The daily period of fasting starts at the breaking of dawn and ends at the setting of the sun.
Twelve cannon shots were fired at Taman Haji Sir Muda Omar Ali Saifuddien in the capital, which unveiled the fasting month.
Unlike last year’s practice of closing all Ramadan bazaars, due to the COVID-19 outbreak, as Brunei has put the pandemic under control, Ramadan bazaars were resumed in several locations across the country, with vendors offering Malay-style cakes, barbecue, various drinks and other Muslim delicacies, attracting a large number of people from all ethnic groups.
“This is good news for Muslims in this country, to be able to perform the fasting obligation in a comfortable environment, which is also a blessing to Brunei,” said Brunei’s Sultan Haji Hassanal Bolkiah, in his speech, broadcast live nationwide, before welcoming the first day of Ramadan.
The Sultan called for the observation of standard operating procedures (SOPs), outlined by the authorities to continue, adding that it is imperative not to “ignore precautionary measures, for as long as they are needed.”
“All daily activities must be done with prudence, including gatherings, recreational pursuits and shopping. If the SOPs must be observed, then it must be adhered to. We must continue with the new normal for safety and health purposes, particularly in performing the fast,” he said.
Brunei reported two new confirmed cases of COVID-19 yesterday, bringing the national tally to 221. These two cases are being treated and monitored at the National Isolation Centre with the other 10 active cases, who are all in a stable condition.
A total of 80 imported cases have been confirmed since the last local infection case on May 6, 2020. Brunei recorded 343 days without local COVID-19 infection cases.
There have been three deaths and 206 recovered patients reported so far.
During the month of Ramadan, local eateries are required not to serve dine-in customers during daylight hours, under local law. Offenders will be prosecuted for disrespecting the holy month of Ramadan.
Consuming food, drinking and smoking in public places during daylight hours are also offenses under the law, under which offenders can be prosecuted.

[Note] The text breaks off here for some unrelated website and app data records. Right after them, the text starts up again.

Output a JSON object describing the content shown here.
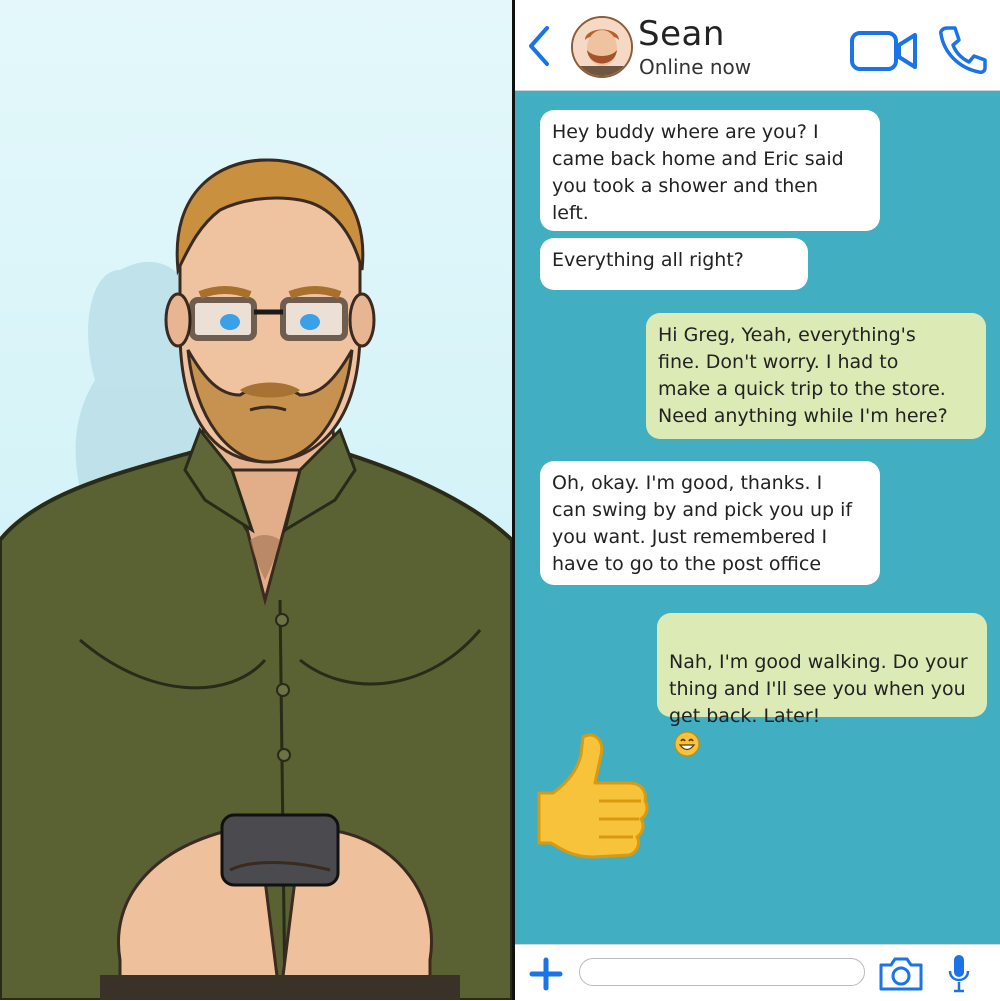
{
  "header": {
    "contact_name": "Sean",
    "status": "Online now"
  },
  "messages": [
    {
      "direction": "incoming",
      "text": "Hey buddy where are you? I\ncame back home and Eric said\nyou took a shower and then\nleft."
    },
    {
      "direction": "incoming",
      "text": "Everything all right?"
    },
    {
      "direction": "outgoing",
      "text": "Hi Greg, Yeah, everything's\nfine. Don't worry. I had to\nmake a quick trip to the store.\nNeed anything while I'm here?"
    },
    {
      "direction": "incoming",
      "text": "Oh, okay. I'm good, thanks. I\ncan swing by and pick you up if\nyou want. Just remembered I\nhave to go to the post office"
    },
    {
      "direction": "outgoing",
      "text": "Nah, I'm good walking. Do your\nthing and I'll see you when you\nget back. Later!",
      "emoji": "grinning-face"
    },
    {
      "direction": "outgoing",
      "sticker": "thumbs-up"
    }
  ],
  "input": {
    "placeholder": ""
  },
  "icons": {
    "back": "chevron-left-icon",
    "video": "video-camera-icon",
    "call": "phone-icon",
    "attach": "plus-icon",
    "camera": "camera-icon",
    "mic": "microphone-icon"
  },
  "colors": {
    "accent": "#1a73e8",
    "chat_background": "#41afc1",
    "incoming_bubble": "#ffffff",
    "outgoing_bubble": "#dcebb5"
  }
}
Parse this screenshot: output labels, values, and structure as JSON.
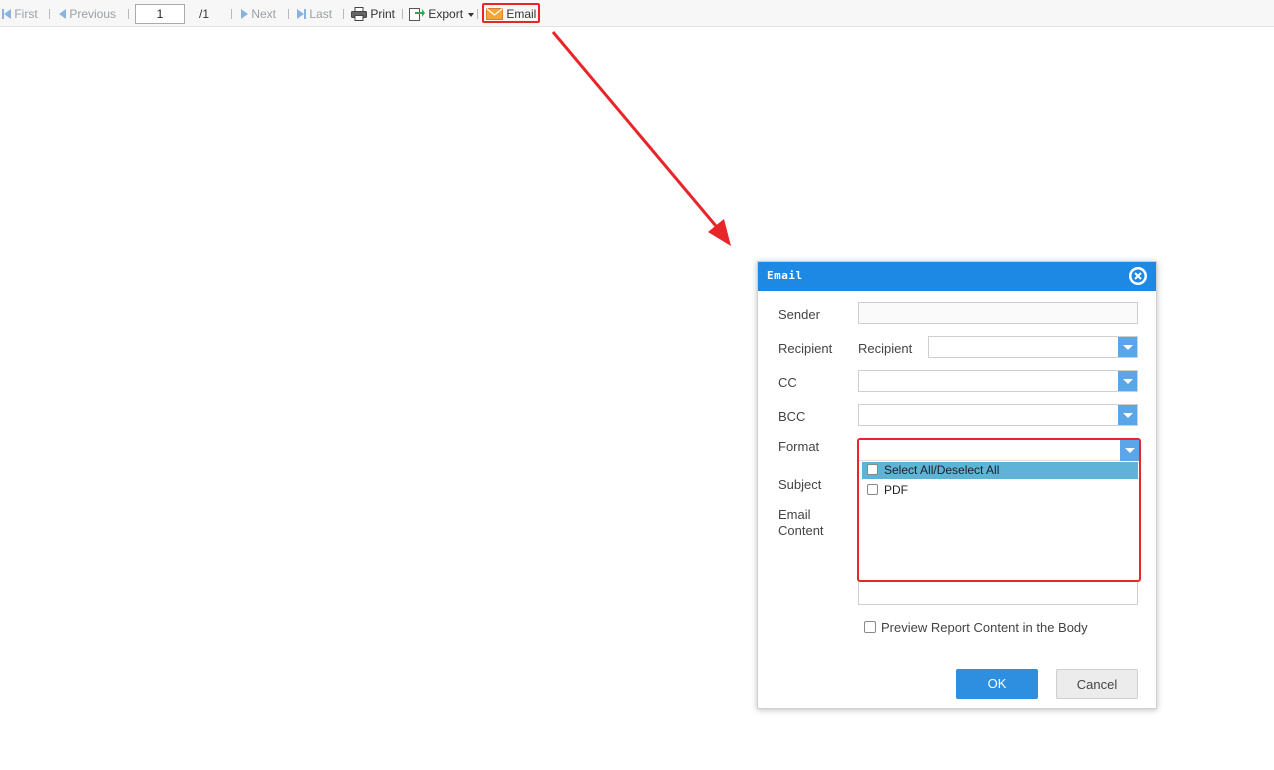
{
  "toolbar": {
    "first": "First",
    "previous": "Previous",
    "page_value": "1",
    "page_total": "/1",
    "next": "Next",
    "last": "Last",
    "print": "Print",
    "export": "Export",
    "email": "Email"
  },
  "dialog": {
    "title": "Email",
    "labels": {
      "sender": "Sender",
      "recipient": "Recipient",
      "recipient_inline": "Recipient",
      "cc": "CC",
      "bcc": "BCC",
      "format": "Format",
      "subject": "Subject",
      "email_content_line1": "Email",
      "email_content_line2": "Content"
    },
    "format_options": [
      {
        "label": "Select All/Deselect All",
        "checked": false,
        "highlighted": true
      },
      {
        "label": "PDF",
        "checked": false,
        "highlighted": false
      }
    ],
    "preview_label": "Preview Report Content in the Body",
    "ok": "OK",
    "cancel": "Cancel"
  },
  "colors": {
    "accent": "#1e88e5",
    "highlight_box": "#e8262a",
    "option_highlight": "#5eb3d6",
    "arrow": "#e8262a"
  }
}
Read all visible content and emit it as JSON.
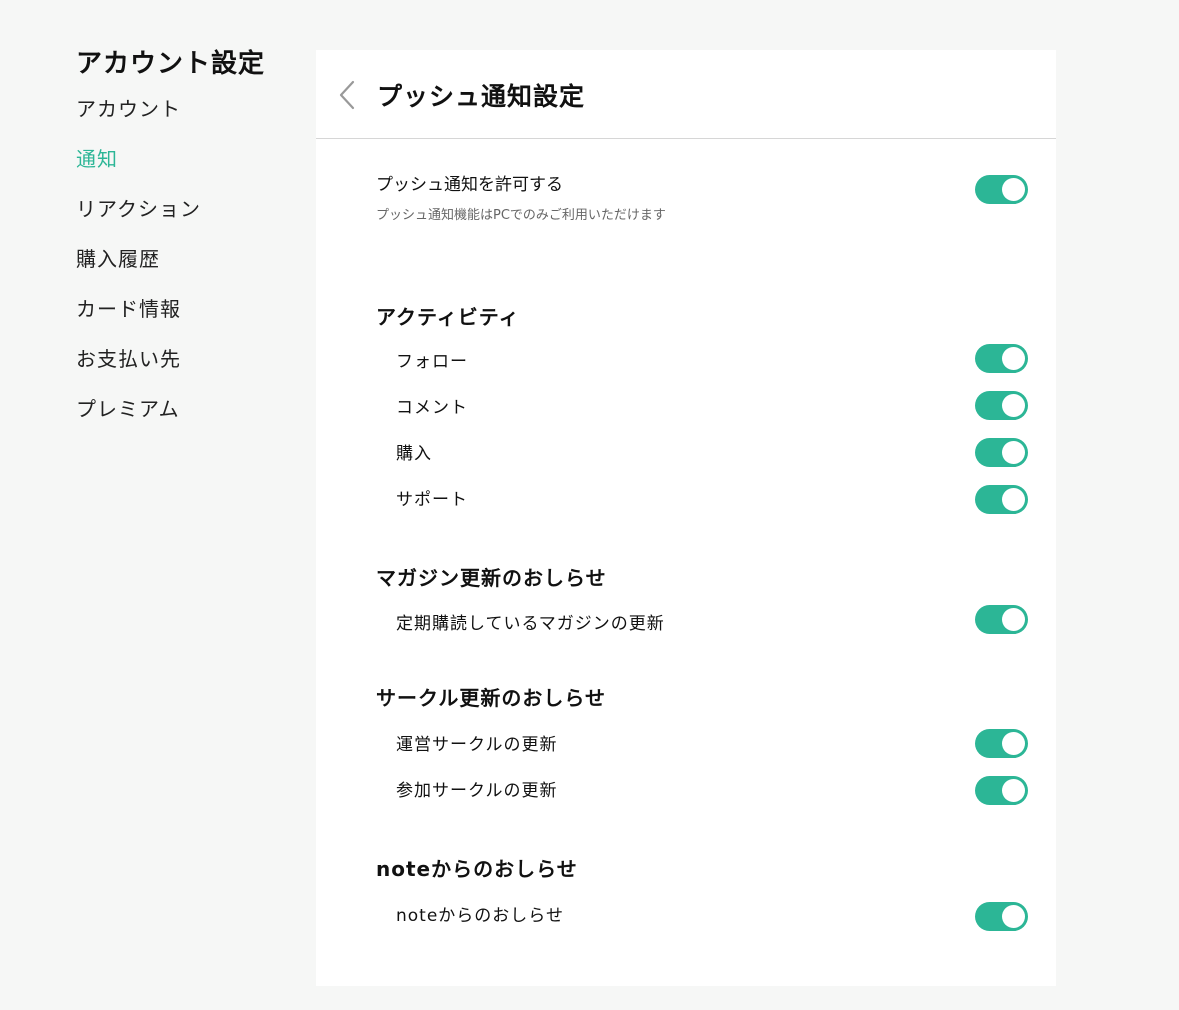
{
  "sidebar": {
    "title": "アカウント設定",
    "items": [
      {
        "label": "アカウント",
        "active": false
      },
      {
        "label": "通知",
        "active": true
      },
      {
        "label": "リアクション",
        "active": false
      },
      {
        "label": "購入履歴",
        "active": false
      },
      {
        "label": "カード情報",
        "active": false
      },
      {
        "label": "お支払い先",
        "active": false
      },
      {
        "label": "プレミアム",
        "active": false
      }
    ]
  },
  "panel": {
    "back_icon": "chevron-left-icon",
    "title": "プッシュ通知設定",
    "allow": {
      "label": "プッシュ通知を許可する",
      "note": "プッシュ通知機能はPCでのみご利用いただけます",
      "enabled": true
    },
    "sections": [
      {
        "title": "アクティビティ",
        "items": [
          {
            "label": "フォロー",
            "enabled": true
          },
          {
            "label": "コメント",
            "enabled": true
          },
          {
            "label": "購入",
            "enabled": true
          },
          {
            "label": "サポート",
            "enabled": true
          }
        ]
      },
      {
        "title": "マガジン更新のおしらせ",
        "items": [
          {
            "label": "定期購読しているマガジンの更新",
            "enabled": true
          }
        ]
      },
      {
        "title": "サークル更新のおしらせ",
        "items": [
          {
            "label": "運営サークルの更新",
            "enabled": true
          },
          {
            "label": "参加サークルの更新",
            "enabled": true
          }
        ]
      },
      {
        "title": "noteからのおしらせ",
        "items": [
          {
            "label": "noteからのおしらせ",
            "enabled": true
          }
        ]
      }
    ]
  },
  "colors": {
    "accent": "#2cb696",
    "page_background": "#f6f7f6",
    "panel_background": "#ffffff"
  }
}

But non-Muslims can buy fast food takeaway in restaurants or eateries during these hours
Source: NAM News Network